Lesser Long-Nosed Bat Control & Removal
Lesser Long Nosed Bat Control and Removal is a professional service that should be handled by a professional bat removal and control professional, You can find a professional bat removal company here.
The lesser long-nosed bat is one of three North American bat species that feed exclusively on the fruit and nectar of night-blooming cacti including saguaro and organ pipe, as well as many species of agave. In the US, lesser long-nosed bats are found in southern Arizona and southwestern New Mexico. They are crucial players in desert ecology: in addition to pollinating the cactus' flowers, which enables them to reproduce, they also disperse the seeds of the fruits so new plants can grow. In the absence of long-nosed bats, the seed set of the agave plummets to one-three-thousandth of normal.
Adult lesser long-nosed bats are yellow-brown to gray above, with rusty brown fur on their belly. If you’re lucky enough to have them hold still for long enough, you’ll be able to see their trademark triangular noseleaf that juts from the end of their noses. Juveniles are gray in color.
Lesser long-nosed bats roost mainly in caves and abandoned mines, but have been found occasionally in abandoned buildings. Roost disturbance and over-harvesting of agaves represent the primary threats for these bats (they’re classified as endangered).
If you find one or two of these bats in your home, chances are they have wandered in by mistake. They’ll often enter homes through open windows and doors, but may use any crevice they can find. This usually occurs in spring when bats are checking for potential roost sites. The presence of any bat in your living spaces is purely accidental; it is often a simple matter to allow it to escape.
Any bat will usually find its own way out; jut open all windows and doors leading to the outside. Bats usually will not attack a person even if chased. Never swat or throw things at the bat, or run around waving. All this tends to do is confuse the bat and leave you exhausted. Above all else, calmly watch the bat to make sure it leaves. If the bat refuses to leave, it will calm down and land on something. Drapes and hanging clothes seem to be the preferred rest areas. Place a small box or can over the bat, then gently slide thin cardboard under the "trap" to collect your bat, then release it outside. At last resort, local health authorities can be called to collect the bat, though this may result in its demise. If a bat, or any wild animal, has come in contact with pets, children, or other vulnerable person, contact your local health department. Health department recommendations vary from state to state.

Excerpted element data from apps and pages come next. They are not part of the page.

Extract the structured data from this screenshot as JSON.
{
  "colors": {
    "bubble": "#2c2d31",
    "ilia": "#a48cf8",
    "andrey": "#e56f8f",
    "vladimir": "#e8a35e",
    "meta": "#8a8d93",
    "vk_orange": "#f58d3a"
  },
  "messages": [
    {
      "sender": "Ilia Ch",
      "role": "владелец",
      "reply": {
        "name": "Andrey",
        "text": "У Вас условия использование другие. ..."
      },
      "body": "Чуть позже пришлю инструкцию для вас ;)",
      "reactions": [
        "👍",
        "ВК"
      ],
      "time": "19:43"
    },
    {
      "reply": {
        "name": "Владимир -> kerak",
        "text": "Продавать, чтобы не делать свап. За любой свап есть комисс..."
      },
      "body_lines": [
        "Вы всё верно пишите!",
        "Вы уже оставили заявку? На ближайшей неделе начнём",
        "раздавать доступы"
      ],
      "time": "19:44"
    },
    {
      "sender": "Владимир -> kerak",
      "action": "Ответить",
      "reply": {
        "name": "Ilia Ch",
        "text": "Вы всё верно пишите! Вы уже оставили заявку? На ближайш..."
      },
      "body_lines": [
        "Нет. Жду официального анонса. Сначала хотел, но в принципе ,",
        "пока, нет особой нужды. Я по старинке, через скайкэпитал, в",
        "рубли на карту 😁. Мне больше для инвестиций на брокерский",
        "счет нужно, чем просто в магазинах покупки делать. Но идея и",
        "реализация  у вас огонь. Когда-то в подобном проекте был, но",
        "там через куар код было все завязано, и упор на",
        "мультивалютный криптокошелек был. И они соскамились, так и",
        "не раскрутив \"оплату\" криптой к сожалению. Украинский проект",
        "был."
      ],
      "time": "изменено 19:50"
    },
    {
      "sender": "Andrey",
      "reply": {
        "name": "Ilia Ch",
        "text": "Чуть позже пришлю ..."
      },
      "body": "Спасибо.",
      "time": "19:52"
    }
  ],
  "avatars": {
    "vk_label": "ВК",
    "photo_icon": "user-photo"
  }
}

Professional Measures to control Lesser Long Nosed Bats
There’s a couple of ways a professional bat exclusion professional can help. They can tell you which kind of bats occur in your area, and possibly help you determine which bat you’re dealing with. They can also inspect your house for possible entrance points (these can be quite small), and advise you on exclusion measures to take. If you want to go this road, look for a company who:
· has experience finding all the tiny entrances bats use to enter and exit a structure, and in sealing up those gaps.
· uses only the most effective exclusion and removal techniques, in compliance with all state and local regulations.
We have many pages on several different species of bats, please use our main bat removal page for specific species of bats needing controlled.